Turn and move, Apple is involved in rumors about smart cars (driverless), such as Project Titan, which comes and goes all the time. After all, what Tim Cook is planning for the next few years no one knows, much less Kahney, but the stakes that artificial intelligence will dictate new directions for the company are clear, guess that, by the way, is not difficult to risk.

The author also cites Apple Park and the company's latest smartphone model released to date, the iPhone X – which marks a decade of the industry's revolutionary phone. Incidentally, this is the product that the author devotes most space to in his book, including citing that Cook invited Phil Schiller to take the stage to show the device – which was not cheered by the public at the last Apple launch event.

About Cook, but not by Cook

It's interesting to see how Kahney managed to interview so many people linked to Tim Cook in some way, but never interviewed the executive on tète-a-tète. He always brings the views of various former classmates, neighbors, and acquaintances from school days to his present life, but never a quote comes straight from Cook.

The book can be divided into three parts. The first one brings very valuable insight into Tim Cook's values ​​and essence as a human being, as it says so much about his life as a young and first-time executive. The second and third parts of the book bring the inevitable retelling of facts that anyone familiar with Apple knows. Some snippets even look like press releases fresh from the company's Newsroom. But let's face it: It's hard to interview Tim Cook, and it's even harder to get details about his business strategy.

There is no in-depth mention of the Apple services that have come under Tim Cook's management, such as Apple Music, Apple Arcade, Apple TV + and the like, because the book barely focuses on products, so it's no wonder it doesn't focus. also in services, right? We also don't know from the book what Tim Cook's personal life is like today, how he relates to people outside of Apple, with whom he has affective affairs, what his family is like.

The whole narrative is easy to read – one sitting or two afternoons is enough to complete the entire 335-page book. However, all the while there is a sardine forcibly being pulled toward Cook – who is arguably an excellent leader, but would the company have gone if Jobs had chosen Jony Ive, for example? Seria ele também chamado de gênio se tivesse conduzido a Apple por mais cinco, seis, sete anos? Kahney também pouco descreve o dia a dia de Cook como líder, ou como é trabalhar recebendo suas ordens, ou ainda como ele gerencia suas equipes.

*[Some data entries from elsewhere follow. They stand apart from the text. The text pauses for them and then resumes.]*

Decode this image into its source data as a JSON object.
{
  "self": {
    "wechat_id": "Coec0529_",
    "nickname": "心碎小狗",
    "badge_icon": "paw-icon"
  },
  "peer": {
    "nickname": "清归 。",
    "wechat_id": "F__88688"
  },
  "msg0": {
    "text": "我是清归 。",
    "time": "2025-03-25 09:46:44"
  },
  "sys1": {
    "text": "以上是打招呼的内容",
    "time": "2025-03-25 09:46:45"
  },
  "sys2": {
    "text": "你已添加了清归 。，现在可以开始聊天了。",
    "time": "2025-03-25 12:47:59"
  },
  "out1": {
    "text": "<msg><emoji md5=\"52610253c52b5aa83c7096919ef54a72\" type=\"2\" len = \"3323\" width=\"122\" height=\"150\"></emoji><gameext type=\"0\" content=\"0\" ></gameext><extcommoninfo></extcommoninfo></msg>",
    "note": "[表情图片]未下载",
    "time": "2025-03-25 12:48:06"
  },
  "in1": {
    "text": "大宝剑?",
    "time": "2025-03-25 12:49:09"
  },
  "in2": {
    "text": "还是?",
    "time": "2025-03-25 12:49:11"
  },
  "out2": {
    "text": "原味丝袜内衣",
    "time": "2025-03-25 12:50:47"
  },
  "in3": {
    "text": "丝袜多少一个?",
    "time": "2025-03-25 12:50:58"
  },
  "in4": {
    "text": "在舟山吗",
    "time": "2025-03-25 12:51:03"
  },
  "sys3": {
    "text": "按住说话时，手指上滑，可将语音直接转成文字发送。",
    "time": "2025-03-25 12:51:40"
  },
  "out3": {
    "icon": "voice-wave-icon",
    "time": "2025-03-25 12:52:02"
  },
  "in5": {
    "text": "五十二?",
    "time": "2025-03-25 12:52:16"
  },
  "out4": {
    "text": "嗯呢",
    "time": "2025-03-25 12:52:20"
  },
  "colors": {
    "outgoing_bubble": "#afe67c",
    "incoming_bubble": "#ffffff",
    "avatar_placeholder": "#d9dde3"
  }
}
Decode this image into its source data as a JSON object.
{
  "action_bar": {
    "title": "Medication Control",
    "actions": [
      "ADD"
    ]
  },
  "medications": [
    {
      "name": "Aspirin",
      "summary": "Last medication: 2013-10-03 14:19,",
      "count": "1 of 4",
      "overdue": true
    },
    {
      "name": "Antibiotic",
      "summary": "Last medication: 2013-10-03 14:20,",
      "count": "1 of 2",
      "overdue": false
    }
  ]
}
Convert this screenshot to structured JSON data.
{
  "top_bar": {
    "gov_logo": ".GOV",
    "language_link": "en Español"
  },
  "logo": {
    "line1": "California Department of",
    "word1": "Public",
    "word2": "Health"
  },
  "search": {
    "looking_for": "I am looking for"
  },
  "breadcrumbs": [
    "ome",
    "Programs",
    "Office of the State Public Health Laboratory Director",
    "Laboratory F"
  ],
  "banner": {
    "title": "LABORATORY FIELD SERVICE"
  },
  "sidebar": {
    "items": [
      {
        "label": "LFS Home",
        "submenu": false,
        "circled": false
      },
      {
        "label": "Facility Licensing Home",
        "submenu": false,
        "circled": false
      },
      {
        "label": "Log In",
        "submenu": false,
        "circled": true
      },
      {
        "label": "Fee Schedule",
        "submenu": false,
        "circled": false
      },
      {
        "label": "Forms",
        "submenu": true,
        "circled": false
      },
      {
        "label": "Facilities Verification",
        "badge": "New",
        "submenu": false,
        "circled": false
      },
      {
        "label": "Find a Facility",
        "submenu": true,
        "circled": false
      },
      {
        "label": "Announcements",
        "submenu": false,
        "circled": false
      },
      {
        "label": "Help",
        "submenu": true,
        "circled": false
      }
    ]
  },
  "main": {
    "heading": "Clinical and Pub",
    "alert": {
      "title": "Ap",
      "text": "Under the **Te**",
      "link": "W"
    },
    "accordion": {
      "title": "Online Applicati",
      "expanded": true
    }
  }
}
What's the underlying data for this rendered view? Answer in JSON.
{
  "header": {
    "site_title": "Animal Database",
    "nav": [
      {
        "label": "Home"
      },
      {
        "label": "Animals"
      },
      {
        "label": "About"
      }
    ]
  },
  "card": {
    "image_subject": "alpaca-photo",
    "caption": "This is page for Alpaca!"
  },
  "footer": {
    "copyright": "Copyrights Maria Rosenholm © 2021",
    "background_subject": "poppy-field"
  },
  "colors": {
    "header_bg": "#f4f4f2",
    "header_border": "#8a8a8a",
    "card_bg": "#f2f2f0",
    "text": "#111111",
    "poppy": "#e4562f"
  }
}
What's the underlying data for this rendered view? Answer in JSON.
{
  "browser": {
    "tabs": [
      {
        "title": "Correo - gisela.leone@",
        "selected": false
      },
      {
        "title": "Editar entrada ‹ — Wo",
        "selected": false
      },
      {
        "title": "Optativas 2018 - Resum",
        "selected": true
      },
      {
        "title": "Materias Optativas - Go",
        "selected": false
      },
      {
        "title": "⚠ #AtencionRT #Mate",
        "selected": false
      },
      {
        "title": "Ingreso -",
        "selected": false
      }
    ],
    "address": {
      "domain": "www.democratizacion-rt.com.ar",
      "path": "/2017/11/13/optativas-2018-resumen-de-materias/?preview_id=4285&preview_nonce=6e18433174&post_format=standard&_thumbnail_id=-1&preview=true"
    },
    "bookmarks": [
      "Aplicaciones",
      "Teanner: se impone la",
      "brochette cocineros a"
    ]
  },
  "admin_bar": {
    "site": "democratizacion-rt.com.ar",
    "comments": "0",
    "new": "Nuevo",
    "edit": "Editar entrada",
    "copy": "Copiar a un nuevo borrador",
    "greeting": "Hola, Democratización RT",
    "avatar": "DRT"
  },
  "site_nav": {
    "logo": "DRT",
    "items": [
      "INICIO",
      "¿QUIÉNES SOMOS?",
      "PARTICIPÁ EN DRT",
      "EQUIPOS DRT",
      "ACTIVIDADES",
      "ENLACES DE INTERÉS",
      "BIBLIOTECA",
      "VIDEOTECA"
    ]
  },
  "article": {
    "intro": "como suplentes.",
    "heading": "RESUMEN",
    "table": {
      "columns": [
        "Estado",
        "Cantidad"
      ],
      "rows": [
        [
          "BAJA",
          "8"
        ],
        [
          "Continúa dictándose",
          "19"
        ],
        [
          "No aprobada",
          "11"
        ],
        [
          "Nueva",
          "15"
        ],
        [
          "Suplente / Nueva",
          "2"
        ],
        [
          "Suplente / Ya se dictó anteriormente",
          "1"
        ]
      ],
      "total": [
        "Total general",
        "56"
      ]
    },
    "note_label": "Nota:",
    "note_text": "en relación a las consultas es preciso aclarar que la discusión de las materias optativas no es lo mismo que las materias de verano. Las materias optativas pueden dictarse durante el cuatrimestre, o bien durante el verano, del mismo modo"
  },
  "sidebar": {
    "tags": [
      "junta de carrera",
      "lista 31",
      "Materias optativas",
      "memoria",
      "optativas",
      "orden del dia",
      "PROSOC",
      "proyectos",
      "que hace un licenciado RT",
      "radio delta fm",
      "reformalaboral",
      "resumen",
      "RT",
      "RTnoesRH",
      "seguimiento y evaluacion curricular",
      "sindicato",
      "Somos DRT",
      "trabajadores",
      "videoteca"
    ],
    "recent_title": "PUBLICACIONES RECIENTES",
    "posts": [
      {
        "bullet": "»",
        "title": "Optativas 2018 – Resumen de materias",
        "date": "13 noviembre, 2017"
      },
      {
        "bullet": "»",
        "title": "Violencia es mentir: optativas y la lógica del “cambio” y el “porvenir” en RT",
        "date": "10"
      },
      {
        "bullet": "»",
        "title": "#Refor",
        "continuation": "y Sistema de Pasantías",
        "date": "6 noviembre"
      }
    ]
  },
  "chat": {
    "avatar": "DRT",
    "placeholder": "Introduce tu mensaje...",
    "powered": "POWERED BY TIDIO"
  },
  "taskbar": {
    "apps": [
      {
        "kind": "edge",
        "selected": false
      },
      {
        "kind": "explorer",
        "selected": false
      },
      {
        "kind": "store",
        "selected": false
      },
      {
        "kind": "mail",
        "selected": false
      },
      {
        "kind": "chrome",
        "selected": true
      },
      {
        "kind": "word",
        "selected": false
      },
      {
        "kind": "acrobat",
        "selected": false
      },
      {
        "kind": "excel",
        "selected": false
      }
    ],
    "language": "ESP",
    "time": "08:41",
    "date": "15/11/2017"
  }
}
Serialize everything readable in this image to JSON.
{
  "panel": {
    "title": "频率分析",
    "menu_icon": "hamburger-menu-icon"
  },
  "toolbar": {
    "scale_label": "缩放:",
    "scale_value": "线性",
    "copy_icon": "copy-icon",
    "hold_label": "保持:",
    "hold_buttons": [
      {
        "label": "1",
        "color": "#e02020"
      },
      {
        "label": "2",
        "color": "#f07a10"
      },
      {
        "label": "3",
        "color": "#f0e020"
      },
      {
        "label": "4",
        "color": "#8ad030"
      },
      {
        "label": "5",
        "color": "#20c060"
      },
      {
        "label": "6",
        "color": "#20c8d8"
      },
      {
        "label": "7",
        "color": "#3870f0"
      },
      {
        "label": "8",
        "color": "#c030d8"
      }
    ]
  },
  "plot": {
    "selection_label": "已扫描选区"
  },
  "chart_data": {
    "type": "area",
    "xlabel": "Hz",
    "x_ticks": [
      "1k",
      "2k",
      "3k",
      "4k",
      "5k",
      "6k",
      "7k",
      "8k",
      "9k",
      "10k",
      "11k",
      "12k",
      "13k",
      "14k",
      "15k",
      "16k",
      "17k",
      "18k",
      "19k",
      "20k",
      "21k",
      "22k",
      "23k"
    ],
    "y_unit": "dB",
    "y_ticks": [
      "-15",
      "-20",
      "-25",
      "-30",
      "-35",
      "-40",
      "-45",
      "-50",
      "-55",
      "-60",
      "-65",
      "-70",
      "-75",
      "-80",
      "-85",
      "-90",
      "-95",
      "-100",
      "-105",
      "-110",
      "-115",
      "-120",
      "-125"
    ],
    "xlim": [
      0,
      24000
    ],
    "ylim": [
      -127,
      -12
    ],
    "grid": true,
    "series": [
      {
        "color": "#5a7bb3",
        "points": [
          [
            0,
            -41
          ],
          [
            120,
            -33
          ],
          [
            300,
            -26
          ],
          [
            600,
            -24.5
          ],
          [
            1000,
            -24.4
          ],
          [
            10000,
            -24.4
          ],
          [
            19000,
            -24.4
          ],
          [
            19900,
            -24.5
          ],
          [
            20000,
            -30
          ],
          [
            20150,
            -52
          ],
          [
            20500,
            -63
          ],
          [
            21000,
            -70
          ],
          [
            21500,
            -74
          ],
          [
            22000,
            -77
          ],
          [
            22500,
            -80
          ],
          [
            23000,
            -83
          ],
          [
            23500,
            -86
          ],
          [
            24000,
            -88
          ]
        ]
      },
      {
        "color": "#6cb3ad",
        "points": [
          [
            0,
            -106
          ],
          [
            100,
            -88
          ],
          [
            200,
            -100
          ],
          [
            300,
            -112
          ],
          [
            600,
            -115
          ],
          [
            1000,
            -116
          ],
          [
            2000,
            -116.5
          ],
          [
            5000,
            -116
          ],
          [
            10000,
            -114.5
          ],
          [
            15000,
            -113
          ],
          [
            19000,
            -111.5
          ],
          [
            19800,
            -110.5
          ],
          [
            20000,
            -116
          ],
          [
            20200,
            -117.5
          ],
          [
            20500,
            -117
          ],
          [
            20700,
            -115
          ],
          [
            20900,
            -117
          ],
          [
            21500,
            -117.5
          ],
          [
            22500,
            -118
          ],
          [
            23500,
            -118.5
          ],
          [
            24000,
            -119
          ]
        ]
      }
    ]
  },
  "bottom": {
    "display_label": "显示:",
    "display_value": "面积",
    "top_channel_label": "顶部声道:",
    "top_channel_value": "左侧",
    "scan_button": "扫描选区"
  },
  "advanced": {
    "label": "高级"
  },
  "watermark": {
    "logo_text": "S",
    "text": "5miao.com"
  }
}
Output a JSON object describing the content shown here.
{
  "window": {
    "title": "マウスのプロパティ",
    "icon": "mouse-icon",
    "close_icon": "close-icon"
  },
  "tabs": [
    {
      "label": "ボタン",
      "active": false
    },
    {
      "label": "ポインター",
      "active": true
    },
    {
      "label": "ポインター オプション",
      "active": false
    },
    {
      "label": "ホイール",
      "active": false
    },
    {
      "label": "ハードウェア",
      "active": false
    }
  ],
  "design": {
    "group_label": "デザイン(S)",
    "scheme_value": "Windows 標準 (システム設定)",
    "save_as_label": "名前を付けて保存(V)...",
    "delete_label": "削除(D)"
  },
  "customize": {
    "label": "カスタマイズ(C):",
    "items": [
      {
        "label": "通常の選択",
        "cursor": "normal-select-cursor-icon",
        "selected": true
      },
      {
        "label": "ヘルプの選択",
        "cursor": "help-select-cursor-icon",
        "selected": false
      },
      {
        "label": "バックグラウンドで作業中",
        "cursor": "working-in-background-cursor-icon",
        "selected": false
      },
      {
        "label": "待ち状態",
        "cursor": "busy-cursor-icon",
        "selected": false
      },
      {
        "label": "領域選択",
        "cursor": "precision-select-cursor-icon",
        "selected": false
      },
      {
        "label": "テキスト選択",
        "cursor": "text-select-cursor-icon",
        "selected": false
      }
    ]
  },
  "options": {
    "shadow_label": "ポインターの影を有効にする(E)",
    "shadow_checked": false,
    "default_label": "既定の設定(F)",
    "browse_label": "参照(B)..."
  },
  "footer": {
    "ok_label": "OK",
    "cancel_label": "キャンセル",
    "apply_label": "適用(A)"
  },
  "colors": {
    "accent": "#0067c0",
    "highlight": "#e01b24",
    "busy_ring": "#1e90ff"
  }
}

Apesar de o autor raramente apontar defeitos na forma de liderança de Cook e de enaltecê-lo do início ao fim do livro como um CEO melhor que Steve Jobs — o que nos deixa dúvidas, apesar de mostrar o quão ético, maduro e firme o atual chefe da Apple é —, o livro é rico em detalhes e é uma ótima pedida para quem gosta de conhecer melhor o histórico de grandes corporações e, sobretudo, a trajetória de grandes líderes.

Tim Cook – o gênio que mudou o futuro da Apple está à venda na Amazon. O livro está saindo de R$ 49,89 por R$ 39,89 (na data de publicação desta resenha). E quem assina Amazon Prime (R$ 9,90 ao mês), tem frete grátis. Você pode fazer seu teste por 30 dias.